We loved when we come across a book by an author when haven’t met. Yet. Equal parts courtroom drama and psychological thriller, Article 353 (Other Press, $15.99), by internationally bestselling author Tanguy Viel, employs subtle, enthralling prose to raise questions about the pursuit of “justice” within the confines of the law.
We aren’t the only who were caught up with the book: Publishers Weekly raves about the book in a recent review calling it a “beguiling noir” and an “elegant effort” sure to win new fans in the U.S.
With echoes of Herman Koch’s The Dinner and Scott Turow’s Limitations, Article 353 is a noir novel retracing the steps that led to a murder off the coast of Brittany. A bestseller in France, winning the Grand Prix RTL-Lire and Prix François Mauriac, the book has sold in 10 territories to date, including Germany, Italy, Spain, and China.
In a depressed town on France’s northern coast, a man named Martial Kermeur has been arrested for the murder of real estate developer Antoine Lazenec after throwing him overboard. Kermeur has long led an upstanding life, raising his son as a single father and humbly working as a groundskeeper after he’s laid off from the shipyard. Running counter to his signature ethically driven and measured demeanor, Kermeur finds himself swept up in the glittering promises of Lazenec, who entices Kermeur into investing the entirety of his savings. Called before a judge, Kermeur goes back to the beginning to explain what brought him to this desperate point: his divorce, his son’s acting out, layoffs at his job, and, above all, Lazenec’s dazzling project for a seaside resort.

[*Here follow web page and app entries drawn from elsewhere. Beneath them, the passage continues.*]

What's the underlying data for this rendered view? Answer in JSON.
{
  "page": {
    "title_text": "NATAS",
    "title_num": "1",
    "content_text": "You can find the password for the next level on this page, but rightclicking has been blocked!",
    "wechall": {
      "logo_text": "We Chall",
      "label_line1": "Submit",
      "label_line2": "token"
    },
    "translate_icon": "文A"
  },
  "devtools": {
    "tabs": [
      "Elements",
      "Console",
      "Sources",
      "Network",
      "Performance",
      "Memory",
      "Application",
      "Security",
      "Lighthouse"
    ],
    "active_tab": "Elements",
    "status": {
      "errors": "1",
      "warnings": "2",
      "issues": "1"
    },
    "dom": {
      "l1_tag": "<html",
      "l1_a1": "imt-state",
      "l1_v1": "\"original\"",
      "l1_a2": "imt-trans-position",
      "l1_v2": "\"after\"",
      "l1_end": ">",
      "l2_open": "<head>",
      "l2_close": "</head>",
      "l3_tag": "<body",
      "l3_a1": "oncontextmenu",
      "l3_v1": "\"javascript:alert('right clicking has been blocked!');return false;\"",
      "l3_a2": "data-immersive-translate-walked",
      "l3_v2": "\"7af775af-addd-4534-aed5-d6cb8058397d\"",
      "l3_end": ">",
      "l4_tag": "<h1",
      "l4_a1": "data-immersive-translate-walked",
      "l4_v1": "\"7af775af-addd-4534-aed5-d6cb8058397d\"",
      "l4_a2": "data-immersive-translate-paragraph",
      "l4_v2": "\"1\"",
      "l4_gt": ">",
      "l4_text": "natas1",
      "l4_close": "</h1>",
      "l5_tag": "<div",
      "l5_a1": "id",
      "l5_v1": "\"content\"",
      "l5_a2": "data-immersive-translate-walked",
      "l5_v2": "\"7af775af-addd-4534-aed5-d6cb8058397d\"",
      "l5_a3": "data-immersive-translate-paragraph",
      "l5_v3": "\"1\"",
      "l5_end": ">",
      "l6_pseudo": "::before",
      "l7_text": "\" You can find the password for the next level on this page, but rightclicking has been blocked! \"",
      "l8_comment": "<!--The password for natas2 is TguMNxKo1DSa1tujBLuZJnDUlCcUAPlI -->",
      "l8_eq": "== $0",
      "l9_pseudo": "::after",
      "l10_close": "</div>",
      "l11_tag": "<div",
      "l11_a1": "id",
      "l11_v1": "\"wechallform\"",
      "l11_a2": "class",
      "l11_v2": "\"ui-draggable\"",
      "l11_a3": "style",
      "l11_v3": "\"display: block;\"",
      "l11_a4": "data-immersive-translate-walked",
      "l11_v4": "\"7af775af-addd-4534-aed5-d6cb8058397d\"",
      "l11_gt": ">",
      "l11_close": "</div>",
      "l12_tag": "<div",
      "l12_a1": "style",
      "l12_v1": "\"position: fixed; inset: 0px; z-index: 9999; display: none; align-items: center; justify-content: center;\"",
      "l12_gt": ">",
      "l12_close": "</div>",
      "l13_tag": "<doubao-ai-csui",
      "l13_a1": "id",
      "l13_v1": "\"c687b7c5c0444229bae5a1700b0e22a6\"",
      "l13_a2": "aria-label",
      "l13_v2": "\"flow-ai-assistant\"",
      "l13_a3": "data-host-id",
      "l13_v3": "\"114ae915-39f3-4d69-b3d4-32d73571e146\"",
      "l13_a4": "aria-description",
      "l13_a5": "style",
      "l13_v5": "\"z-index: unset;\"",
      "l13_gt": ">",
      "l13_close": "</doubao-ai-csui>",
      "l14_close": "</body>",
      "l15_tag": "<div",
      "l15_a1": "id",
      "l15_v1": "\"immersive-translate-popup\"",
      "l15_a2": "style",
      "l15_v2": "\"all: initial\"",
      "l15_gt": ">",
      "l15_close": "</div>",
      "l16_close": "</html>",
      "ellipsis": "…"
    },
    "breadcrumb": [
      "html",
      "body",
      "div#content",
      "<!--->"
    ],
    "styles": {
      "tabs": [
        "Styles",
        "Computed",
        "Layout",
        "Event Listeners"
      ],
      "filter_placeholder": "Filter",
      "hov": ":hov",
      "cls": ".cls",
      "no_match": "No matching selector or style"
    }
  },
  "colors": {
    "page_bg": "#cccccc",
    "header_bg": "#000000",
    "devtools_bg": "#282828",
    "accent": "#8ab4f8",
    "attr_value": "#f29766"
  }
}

Kremeur’s story, told in retrospect, takes on an eerie prophetic tenor, acting as a parable shedding light on a timeless undercurrent of societal ills that still resound in today’s climate of financial and judicial turmoil. Here, Viel, a born storyteller, examines not only the psychology of a crime, but also the larger social maladies that may offer its justification.

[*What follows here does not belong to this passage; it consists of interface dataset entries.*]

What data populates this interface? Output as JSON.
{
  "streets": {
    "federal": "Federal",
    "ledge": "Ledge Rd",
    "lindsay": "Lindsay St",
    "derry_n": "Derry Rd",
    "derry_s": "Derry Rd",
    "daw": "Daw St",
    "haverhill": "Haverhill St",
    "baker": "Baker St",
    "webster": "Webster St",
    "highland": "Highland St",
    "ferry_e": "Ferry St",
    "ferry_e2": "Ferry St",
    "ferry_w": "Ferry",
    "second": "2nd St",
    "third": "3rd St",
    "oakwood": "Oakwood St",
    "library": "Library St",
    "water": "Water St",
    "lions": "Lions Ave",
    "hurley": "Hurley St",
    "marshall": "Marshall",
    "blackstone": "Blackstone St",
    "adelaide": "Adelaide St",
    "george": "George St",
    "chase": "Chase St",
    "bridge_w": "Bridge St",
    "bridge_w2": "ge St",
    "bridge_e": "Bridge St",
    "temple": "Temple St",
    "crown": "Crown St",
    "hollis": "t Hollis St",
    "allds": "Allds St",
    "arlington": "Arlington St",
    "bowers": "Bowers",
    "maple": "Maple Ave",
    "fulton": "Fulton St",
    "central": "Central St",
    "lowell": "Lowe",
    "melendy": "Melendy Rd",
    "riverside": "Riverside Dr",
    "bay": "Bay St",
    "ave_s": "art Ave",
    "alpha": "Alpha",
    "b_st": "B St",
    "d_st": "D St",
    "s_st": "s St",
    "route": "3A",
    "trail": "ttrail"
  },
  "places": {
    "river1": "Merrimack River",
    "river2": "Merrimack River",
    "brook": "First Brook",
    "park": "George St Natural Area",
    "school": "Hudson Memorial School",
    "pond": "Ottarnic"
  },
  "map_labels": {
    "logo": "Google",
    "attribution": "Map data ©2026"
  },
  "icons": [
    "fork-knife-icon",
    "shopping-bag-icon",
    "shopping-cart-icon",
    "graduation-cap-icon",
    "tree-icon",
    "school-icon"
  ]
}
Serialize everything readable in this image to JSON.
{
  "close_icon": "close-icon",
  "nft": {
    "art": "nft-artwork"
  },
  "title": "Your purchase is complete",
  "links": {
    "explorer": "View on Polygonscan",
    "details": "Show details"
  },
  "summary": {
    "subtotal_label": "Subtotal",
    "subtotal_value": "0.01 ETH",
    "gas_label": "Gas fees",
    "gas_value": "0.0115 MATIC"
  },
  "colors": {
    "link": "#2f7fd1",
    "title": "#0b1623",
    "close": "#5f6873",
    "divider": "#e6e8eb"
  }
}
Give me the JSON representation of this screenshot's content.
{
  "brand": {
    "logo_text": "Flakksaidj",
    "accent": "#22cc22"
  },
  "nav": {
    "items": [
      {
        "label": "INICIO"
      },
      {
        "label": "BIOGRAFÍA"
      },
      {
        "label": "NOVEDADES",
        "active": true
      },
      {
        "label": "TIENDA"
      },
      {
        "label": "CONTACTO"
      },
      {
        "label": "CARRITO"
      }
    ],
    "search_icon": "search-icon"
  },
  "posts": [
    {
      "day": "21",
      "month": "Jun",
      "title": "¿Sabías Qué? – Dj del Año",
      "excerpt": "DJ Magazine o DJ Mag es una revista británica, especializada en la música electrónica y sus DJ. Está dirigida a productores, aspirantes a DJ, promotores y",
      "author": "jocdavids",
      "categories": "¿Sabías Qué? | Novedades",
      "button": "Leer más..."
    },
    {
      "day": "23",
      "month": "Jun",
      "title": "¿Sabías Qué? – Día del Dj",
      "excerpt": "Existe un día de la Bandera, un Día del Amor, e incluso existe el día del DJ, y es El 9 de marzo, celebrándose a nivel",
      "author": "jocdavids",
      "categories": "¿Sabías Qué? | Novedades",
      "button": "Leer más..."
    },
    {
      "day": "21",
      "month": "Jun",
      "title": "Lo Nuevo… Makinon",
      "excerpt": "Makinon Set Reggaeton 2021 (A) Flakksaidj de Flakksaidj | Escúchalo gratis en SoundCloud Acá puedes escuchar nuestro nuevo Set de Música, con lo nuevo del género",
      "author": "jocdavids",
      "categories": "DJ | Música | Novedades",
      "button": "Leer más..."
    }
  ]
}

We tell no more except buy it and read it. It hits shelves March 12.